##### The records #####

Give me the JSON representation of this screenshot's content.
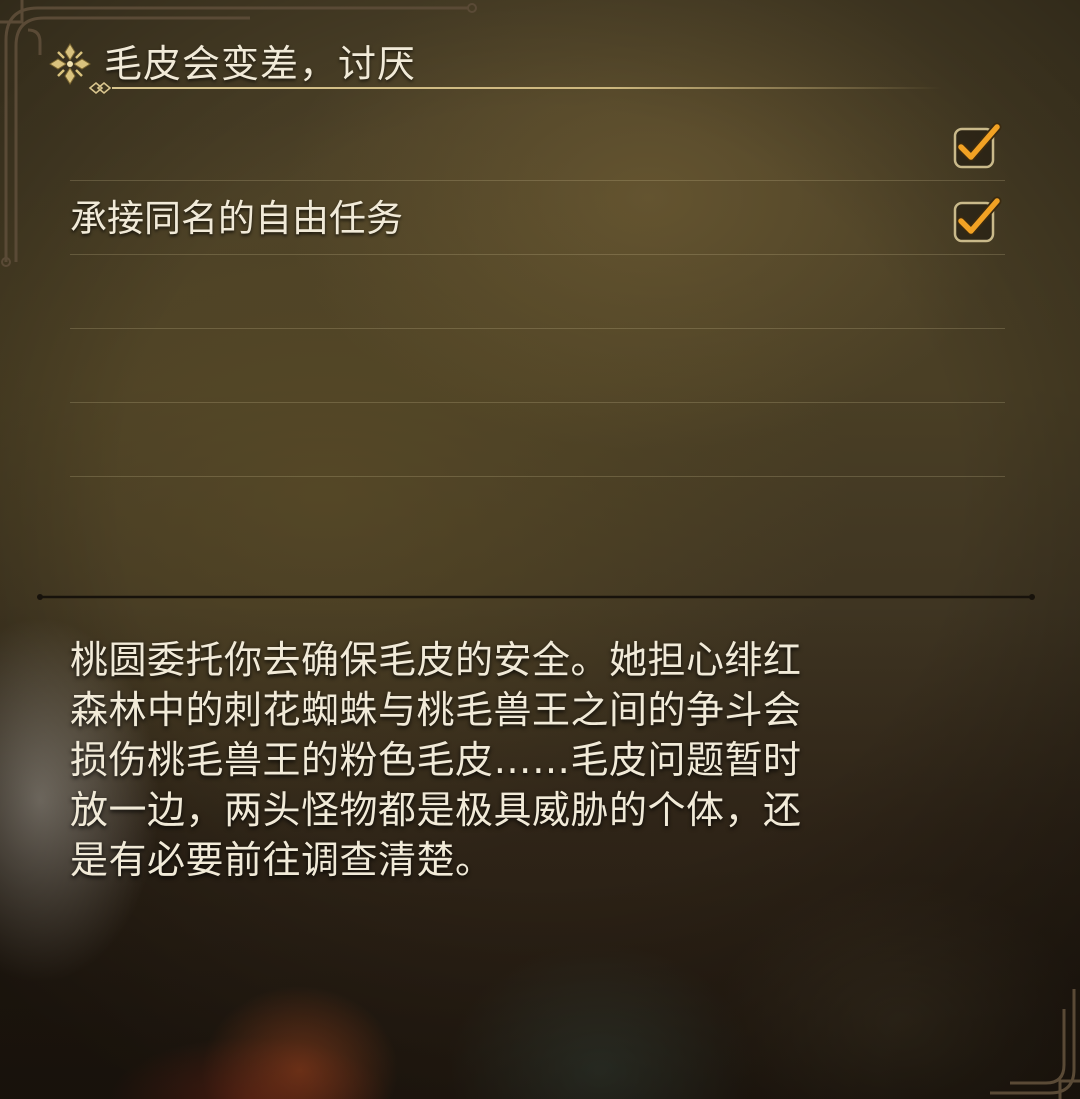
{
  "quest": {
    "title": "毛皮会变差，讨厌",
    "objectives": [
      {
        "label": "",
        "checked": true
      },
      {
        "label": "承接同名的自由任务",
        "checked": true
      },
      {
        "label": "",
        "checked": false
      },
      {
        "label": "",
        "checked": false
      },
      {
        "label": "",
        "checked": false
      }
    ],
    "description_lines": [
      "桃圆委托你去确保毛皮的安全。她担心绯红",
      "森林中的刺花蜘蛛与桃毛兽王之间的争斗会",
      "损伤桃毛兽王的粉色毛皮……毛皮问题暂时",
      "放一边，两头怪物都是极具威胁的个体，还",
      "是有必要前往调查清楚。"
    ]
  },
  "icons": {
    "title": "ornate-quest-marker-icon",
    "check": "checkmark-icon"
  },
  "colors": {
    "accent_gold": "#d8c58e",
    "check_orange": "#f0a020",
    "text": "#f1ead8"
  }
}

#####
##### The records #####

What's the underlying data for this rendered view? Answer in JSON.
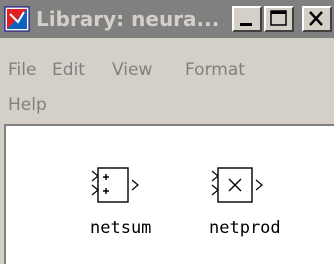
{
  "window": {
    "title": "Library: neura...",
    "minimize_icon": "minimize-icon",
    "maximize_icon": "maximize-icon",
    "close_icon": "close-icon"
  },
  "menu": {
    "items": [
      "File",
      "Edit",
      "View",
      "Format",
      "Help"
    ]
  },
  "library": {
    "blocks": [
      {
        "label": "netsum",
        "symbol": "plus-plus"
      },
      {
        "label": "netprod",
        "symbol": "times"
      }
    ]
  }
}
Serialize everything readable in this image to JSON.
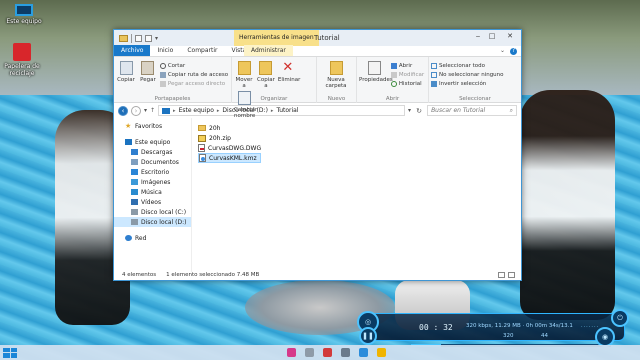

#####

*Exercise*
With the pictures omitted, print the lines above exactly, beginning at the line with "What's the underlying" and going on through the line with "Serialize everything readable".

*Reply*
What's the underlying data for this rendered view? Answer in JSON.
{
  "window": {
    "title": "Library: neura...",
    "minimize_icon": "minimize-icon",
    "maximize_icon": "maximize-icon",
    "close_icon": "close-icon"
  },
  "menu": {
    "items": [
      "File",
      "Edit",
      "View",
      "Format",
      "Help"
    ]
  },
  "library": {
    "blocks": [
      {
        "label": "netsum",
        "symbol": "plus-plus"
      },
      {
        "label": "netprod",
        "symbol": "times"
      }
    ]
  }
}
Serialize everything readable in this image to JSON.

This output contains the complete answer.